* [Work task]:
The records follow. Count the lines holding "this" and give only the number.

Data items
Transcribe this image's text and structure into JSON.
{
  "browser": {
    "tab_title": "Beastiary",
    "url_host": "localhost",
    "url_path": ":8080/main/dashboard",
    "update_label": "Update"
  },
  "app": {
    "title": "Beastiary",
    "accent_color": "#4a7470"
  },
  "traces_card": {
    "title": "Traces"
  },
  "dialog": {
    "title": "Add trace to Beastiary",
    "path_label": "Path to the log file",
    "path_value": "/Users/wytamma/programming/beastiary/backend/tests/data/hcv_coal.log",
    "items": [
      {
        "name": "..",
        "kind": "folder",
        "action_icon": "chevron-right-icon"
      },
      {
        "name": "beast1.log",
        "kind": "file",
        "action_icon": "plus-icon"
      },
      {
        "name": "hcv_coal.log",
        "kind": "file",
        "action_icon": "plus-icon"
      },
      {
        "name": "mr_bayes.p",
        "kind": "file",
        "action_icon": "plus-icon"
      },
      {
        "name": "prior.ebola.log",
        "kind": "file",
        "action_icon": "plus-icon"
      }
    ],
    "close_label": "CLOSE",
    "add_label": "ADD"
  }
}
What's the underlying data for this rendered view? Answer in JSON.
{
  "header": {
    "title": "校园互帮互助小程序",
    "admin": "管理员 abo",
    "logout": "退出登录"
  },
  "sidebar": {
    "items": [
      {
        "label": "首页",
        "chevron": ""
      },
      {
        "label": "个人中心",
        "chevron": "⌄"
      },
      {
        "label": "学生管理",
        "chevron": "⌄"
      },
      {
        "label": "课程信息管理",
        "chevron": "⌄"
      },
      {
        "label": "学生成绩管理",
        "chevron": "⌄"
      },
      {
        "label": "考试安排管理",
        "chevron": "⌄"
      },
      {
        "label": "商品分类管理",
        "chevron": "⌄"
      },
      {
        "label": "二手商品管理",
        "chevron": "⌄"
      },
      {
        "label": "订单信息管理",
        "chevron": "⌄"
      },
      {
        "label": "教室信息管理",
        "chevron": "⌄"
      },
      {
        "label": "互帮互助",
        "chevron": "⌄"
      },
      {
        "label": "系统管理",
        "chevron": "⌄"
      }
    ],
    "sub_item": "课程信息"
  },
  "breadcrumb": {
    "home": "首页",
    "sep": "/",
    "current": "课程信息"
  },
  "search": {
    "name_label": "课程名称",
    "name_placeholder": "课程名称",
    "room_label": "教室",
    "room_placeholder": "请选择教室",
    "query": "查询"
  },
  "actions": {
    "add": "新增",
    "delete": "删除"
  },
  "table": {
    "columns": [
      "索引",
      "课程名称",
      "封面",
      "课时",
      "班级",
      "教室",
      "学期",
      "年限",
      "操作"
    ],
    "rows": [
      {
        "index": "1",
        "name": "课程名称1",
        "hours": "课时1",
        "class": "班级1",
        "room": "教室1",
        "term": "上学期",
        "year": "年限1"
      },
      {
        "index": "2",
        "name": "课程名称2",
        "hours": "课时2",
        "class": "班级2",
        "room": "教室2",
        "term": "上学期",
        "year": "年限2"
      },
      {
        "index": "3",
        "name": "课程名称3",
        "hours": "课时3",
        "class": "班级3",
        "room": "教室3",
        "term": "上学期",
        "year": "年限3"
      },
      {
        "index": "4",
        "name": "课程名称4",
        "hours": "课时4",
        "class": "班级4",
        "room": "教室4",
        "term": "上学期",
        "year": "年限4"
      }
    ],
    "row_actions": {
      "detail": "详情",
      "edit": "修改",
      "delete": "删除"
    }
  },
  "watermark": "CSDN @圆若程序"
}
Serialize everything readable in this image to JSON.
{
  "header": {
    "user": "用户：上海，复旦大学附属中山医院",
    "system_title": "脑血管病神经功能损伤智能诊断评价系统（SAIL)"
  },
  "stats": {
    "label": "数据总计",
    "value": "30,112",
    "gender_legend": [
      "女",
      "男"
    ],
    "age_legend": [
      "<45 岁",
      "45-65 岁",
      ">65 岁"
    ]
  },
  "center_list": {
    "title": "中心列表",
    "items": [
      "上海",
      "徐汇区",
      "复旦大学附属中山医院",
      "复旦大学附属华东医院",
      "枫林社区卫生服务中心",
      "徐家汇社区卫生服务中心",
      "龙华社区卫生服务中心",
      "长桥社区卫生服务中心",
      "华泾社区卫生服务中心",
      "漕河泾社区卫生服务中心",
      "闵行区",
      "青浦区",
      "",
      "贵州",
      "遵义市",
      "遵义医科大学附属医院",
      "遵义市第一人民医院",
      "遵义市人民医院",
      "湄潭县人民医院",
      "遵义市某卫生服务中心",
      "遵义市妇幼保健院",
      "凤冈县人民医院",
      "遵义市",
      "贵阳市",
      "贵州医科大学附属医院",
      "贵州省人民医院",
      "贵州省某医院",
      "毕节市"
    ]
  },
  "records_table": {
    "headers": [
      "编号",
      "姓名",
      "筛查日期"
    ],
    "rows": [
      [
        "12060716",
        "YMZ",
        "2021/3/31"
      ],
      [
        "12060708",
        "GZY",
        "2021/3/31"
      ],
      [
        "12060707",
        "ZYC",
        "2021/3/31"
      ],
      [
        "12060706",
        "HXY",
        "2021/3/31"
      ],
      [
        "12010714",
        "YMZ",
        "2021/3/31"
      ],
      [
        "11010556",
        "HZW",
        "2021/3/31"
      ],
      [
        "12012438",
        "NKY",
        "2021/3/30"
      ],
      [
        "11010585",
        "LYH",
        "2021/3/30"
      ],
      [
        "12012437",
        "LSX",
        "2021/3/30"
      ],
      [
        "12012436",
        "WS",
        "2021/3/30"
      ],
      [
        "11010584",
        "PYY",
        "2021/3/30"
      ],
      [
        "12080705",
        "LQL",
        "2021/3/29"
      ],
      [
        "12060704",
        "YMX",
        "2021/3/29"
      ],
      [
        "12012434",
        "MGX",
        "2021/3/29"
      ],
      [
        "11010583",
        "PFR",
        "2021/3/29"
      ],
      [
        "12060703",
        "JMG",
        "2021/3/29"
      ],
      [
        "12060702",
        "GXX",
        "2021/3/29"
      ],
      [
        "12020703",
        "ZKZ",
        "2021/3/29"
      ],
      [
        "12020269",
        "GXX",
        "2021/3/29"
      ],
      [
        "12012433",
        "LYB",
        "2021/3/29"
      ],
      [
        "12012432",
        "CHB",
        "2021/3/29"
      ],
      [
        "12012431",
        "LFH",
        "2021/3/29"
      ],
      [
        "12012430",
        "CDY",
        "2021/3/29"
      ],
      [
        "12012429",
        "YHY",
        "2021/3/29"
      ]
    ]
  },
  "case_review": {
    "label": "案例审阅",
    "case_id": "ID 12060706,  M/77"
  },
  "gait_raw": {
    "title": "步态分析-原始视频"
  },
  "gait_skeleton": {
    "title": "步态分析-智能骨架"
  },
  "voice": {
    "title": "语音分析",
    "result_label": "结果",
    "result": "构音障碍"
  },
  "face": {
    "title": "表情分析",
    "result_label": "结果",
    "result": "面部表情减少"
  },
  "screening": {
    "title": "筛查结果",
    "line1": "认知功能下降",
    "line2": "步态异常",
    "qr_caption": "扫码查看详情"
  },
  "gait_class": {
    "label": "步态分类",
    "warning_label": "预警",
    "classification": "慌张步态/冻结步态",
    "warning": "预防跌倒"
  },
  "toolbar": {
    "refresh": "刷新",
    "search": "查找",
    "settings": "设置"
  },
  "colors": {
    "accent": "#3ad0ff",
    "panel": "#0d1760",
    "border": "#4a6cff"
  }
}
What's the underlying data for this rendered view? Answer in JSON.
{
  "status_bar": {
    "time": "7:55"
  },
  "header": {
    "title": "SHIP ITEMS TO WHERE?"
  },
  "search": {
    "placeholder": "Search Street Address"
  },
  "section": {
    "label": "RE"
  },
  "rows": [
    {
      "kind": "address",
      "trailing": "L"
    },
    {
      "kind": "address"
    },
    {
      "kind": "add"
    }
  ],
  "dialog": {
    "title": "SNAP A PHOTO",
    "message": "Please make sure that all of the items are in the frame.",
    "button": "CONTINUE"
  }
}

* [Your response]:
4